Task requirements » Repeat the entire listing exactly as written.

------------------------------------------------------------------------

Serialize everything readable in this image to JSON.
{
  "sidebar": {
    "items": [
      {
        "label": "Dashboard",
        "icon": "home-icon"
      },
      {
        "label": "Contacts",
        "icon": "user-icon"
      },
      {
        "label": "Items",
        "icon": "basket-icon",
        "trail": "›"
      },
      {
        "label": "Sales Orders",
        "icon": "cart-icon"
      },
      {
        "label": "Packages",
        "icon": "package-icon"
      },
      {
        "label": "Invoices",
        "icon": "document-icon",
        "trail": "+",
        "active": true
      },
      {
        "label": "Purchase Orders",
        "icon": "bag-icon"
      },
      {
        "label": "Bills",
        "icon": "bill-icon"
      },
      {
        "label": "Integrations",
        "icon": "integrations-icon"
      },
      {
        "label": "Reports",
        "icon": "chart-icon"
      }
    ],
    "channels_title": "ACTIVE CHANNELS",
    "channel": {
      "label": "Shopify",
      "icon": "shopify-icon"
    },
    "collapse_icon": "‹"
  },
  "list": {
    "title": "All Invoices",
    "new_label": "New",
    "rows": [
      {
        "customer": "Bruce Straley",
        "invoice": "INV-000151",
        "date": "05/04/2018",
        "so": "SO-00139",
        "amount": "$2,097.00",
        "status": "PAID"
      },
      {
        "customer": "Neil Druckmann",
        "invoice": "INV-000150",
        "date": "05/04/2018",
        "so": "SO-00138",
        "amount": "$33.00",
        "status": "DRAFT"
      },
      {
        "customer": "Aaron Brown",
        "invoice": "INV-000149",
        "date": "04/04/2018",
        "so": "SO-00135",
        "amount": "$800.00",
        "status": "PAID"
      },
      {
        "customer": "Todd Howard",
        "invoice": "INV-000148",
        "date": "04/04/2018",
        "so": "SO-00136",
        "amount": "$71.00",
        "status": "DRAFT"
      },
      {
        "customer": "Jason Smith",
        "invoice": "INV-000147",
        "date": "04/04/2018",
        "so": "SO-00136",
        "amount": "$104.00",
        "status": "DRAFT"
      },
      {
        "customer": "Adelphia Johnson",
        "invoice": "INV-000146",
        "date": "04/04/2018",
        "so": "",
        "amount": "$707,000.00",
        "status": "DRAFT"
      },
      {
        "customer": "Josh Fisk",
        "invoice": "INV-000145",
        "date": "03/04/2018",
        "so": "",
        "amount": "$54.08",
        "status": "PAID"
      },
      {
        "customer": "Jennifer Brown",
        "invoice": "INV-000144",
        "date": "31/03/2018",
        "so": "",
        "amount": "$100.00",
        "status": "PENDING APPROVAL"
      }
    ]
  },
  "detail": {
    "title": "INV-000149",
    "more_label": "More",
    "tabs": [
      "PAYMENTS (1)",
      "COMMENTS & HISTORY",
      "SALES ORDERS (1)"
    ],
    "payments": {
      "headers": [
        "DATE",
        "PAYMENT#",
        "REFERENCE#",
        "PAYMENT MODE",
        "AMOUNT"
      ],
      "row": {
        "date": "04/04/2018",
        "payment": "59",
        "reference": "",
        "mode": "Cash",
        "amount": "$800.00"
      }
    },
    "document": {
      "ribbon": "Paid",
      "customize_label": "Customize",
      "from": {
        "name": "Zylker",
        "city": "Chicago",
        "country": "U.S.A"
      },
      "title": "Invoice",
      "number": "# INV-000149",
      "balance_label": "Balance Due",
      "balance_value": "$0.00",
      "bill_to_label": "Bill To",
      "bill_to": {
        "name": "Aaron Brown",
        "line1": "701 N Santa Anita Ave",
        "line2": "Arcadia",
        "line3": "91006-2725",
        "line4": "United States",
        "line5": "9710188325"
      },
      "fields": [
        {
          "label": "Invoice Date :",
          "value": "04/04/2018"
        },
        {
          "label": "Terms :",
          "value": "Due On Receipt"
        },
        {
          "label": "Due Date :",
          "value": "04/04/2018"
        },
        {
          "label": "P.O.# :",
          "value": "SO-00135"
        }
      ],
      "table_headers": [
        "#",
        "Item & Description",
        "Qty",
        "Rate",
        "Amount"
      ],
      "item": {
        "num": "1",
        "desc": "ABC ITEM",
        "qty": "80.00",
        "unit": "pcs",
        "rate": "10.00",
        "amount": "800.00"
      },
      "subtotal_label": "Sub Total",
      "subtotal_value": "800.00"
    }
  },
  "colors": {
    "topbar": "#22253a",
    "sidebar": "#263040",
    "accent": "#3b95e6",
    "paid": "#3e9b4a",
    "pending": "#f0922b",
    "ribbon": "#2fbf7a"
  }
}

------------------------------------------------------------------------

Task response »
Serialize everything readable in this image to JSON.
{
  "sidebar": {
    "items": [
      {
        "label": "Dashboard",
        "icon": "home-icon"
      },
      {
        "label": "Contacts",
        "icon": "user-icon"
      },
      {
        "label": "Items",
        "icon": "basket-icon",
        "trail": "›"
      },
      {
        "label": "Sales Orders",
        "icon": "cart-icon"
      },
      {
        "label": "Packages",
        "icon": "package-icon"
      },
      {
        "label": "Invoices",
        "icon": "document-icon",
        "trail": "+",
        "active": true
      },
      {
        "label": "Purchase Orders",
        "icon": "bag-icon"
      },
      {
        "label": "Bills",
        "icon": "bill-icon"
      },
      {
        "label": "Integrations",
        "icon": "integrations-icon"
      },
      {
        "label": "Reports",
        "icon": "chart-icon"
      }
    ],
    "channels_title": "ACTIVE CHANNELS",
    "channel": {
      "label": "Shopify",
      "icon": "shopify-icon"
    },
    "collapse_icon": "‹"
  },
  "list": {
    "title": "All Invoices",
    "new_label": "New",
    "rows": [
      {
        "customer": "Bruce Straley",
        "invoice": "INV-000151",
        "date": "05/04/2018",
        "so": "SO-00139",
        "amount": "$2,097.00",
        "status": "PAID"
      },
      {
        "customer": "Neil Druckmann",
        "invoice": "INV-000150",
        "date": "05/04/2018",
        "so": "SO-00138",
        "amount": "$33.00",
        "status": "DRAFT"
      },
      {
        "customer": "Aaron Brown",
        "invoice": "INV-000149",
        "date": "04/04/2018",
        "so": "SO-00135",
        "amount": "$800.00",
        "status": "PAID"
      },
      {
        "customer": "Todd Howard",
        "invoice": "INV-000148",
        "date": "04/04/2018",
        "so": "SO-00136",
        "amount": "$71.00",
        "status": "DRAFT"
      },
      {
        "customer": "Jason Smith",
        "invoice": "INV-000147",
        "date": "04/04/2018",
        "so": "SO-00136",
        "amount": "$104.00",
        "status": "DRAFT"
      },
      {
        "customer": "Adelphia Johnson",
        "invoice": "INV-000146",
        "date": "04/04/2018",
        "so": "",
        "amount": "$707,000.00",
        "status": "DRAFT"
      },
      {
        "customer": "Josh Fisk",
        "invoice": "INV-000145",
        "date": "03/04/2018",
        "so": "",
        "amount": "$54.08",
        "status": "PAID"
      },
      {
        "customer": "Jennifer Brown",
        "invoice": "INV-000144",
        "date": "31/03/2018",
        "so": "",
        "amount": "$100.00",
        "status": "PENDING APPROVAL"
      }
    ]
  },
  "detail": {
    "title": "INV-000149",
    "more_label": "More",
    "tabs": [
      "PAYMENTS (1)",
      "COMMENTS & HISTORY",
      "SALES ORDERS (1)"
    ],
    "payments": {
      "headers": [
        "DATE",
        "PAYMENT#",
        "REFERENCE#",
        "PAYMENT MODE",
        "AMOUNT"
      ],
      "row": {
        "date": "04/04/2018",
        "payment": "59",
        "reference": "",
        "mode": "Cash",
        "amount": "$800.00"
      }
    },
    "document": {
      "ribbon": "Paid",
      "customize_label": "Customize",
      "from": {
        "name": "Zylker",
        "city": "Chicago",
        "country": "U.S.A"
      },
      "title": "Invoice",
      "number": "# INV-000149",
      "balance_label": "Balance Due",
      "balance_value": "$0.00",
      "bill_to_label": "Bill To",
      "bill_to": {
        "name": "Aaron Brown",
        "line1": "701 N Santa Anita Ave",
        "line2": "Arcadia",
        "line3": "91006-2725",
        "line4": "United States",
        "line5": "9710188325"
      },
      "fields": [
        {
          "label": "Invoice Date :",
          "value": "04/04/2018"
        },
        {
          "label": "Terms :",
          "value": "Due On Receipt"
        },
        {
          "label": "Due Date :",
          "value": "04/04/2018"
        },
        {
          "label": "P.O.# :",
          "value": "SO-00135"
        }
      ],
      "table_headers": [
        "#",
        "Item & Description",
        "Qty",
        "Rate",
        "Amount"
      ],
      "item": {
        "num": "1",
        "desc": "ABC ITEM",
        "qty": "80.00",
        "unit": "pcs",
        "rate": "10.00",
        "amount": "800.00"
      },
      "subtotal_label": "Sub Total",
      "subtotal_value": "800.00"
    }
  },
  "colors": {
    "topbar": "#22253a",
    "sidebar": "#263040",
    "accent": "#3b95e6",
    "paid": "#3e9b4a",
    "pending": "#f0922b",
    "ribbon": "#2fbf7a"
  }
}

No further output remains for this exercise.